Egg Jarping is possibly one of the strangest Easter traditions and one in which two contestants compete with one another using their finest hard-boiled eggs. Yes, in the North East of England, locals are known to boil eggs and then bash them against each other to see which one will crack first. In many ways, this game can be compared to confers but without the string or any need to boil some water.
Needless to say, the egg which does not crack is deemed the winner, and the loser is left with quite a bruised and broken egg.
Meanwhile, in Sweden, the locals treat Easter traditions in much the same way as Halloween. That is to say; all the children get dressed up as witches with painted faces and long skirts before going door to door in search of candy. However, there is one difference; the children must create colorful paintings which can be used in exchange for these sweets and treats.
Easter Traditions in North America and South America
As you may know, Easter traditions in America are mostly focused on chocolate eggs and the Easter bunny. However, there are several historic events which celebrate this important date. For example, the Annual Easter Egg Roll is an Easter tradition dating back to the 19th Century in America. Taking place on the lawn of the White House in Washington, the. President hosts a colorful event in which children use large oversized spoons to roll their painted eggs on the lawn.

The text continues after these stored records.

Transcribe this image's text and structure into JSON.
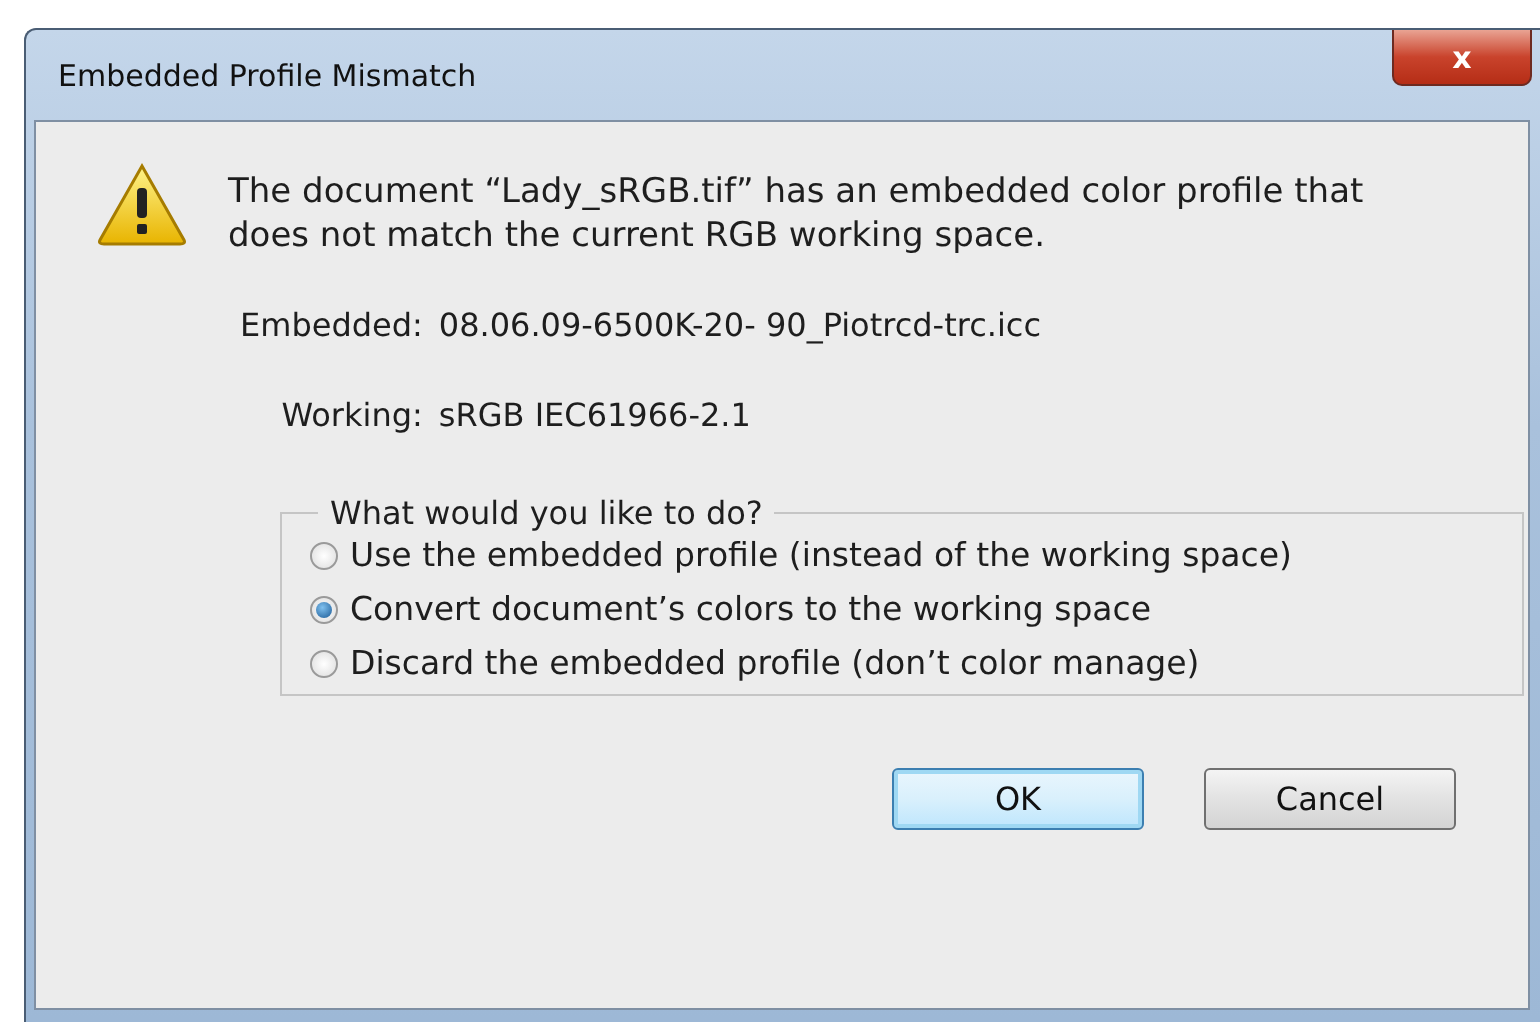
{
  "window": {
    "title": "Embedded Profile Mismatch",
    "close": "x"
  },
  "message": "The document “Lady_sRGB.tif” has an embedded color profile that does not match the current RGB working space.",
  "details": [
    {
      "label": "Embedded:",
      "value": "08.06.09-6500K-20- 90_Piotrcd-trc.icc"
    },
    {
      "label": "Working:",
      "value": "sRGB IEC61966-2.1"
    }
  ],
  "group": {
    "legend": "What would you like to do?",
    "options": [
      {
        "label": "Use the embedded profile (instead of the working space)",
        "selected": false
      },
      {
        "label": "Convert document’s colors to the working space",
        "selected": true
      },
      {
        "label": "Discard the embedded profile (don’t color manage)",
        "selected": false
      }
    ]
  },
  "buttons": [
    {
      "label": "OK",
      "kind": "default"
    },
    {
      "label": "Cancel",
      "kind": "normal"
    }
  ]
}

Recent surveys have shown that more than 80% of Canadian parents continue to uphold a long-standing tradition to prepare Easter baskets for their children. While many countries around the world will gift a chocolate egg only, these baskets are filled with presents and treats for the kids.
Easter traditions in Ecuador usually coincide with the very last week of beach season. For this reason, an unspoken tradition is for locals to spend time on the sand with the families. However, it is also customary for these locals to visit no less than seven churches in this time to commemorate a vigil which the apostles held for Jesus while he prayed.
Interesting Traditions Elsewhere in the World
Did you know that Easter traditions are controversial in Australia? You see, rabbits are known to harass farmers and damage crops, so many Australians choose to ignore any mention of an Easter bunny. Instead, many locals prefer to buy the Easter Bilby instead, and the profit of these sales go to a very worthy conservation project.
Some tribes in Indonesia are known to celebrate Easter by washing their statues of Jesus Christ in a river. Known as the “Kure,” this tradition is often led by a village chief who will also offer prayers during the process. As opposed to gifting eggs, this tradition is thought to be more sacred than any other to the people of Ecuador during Easter.
Easter Island is an island located between New Zealand and Chile in the Pacific Ocean. During the 18th Century, European explorers discovered this tiny landmass which is best known for ancient volcanoes and some genuinely iconic Moai statues. While some people think that Easter Island was the origin of Easter traditions, the island was merely named after the day on which the island was first discovered.
Do you know of any other unusual Easter traditions from around the world? What does Easter mean to you? How do you think we should celebrate Easter?
Irene holds a Bachelor of Science (Applied Psychology), and Certificate in TESOL and a Certificate in the Teaching of Children with Dyslexia. Fifteen years experience in developing education programs and resources for Early Childhood and Primary Educators.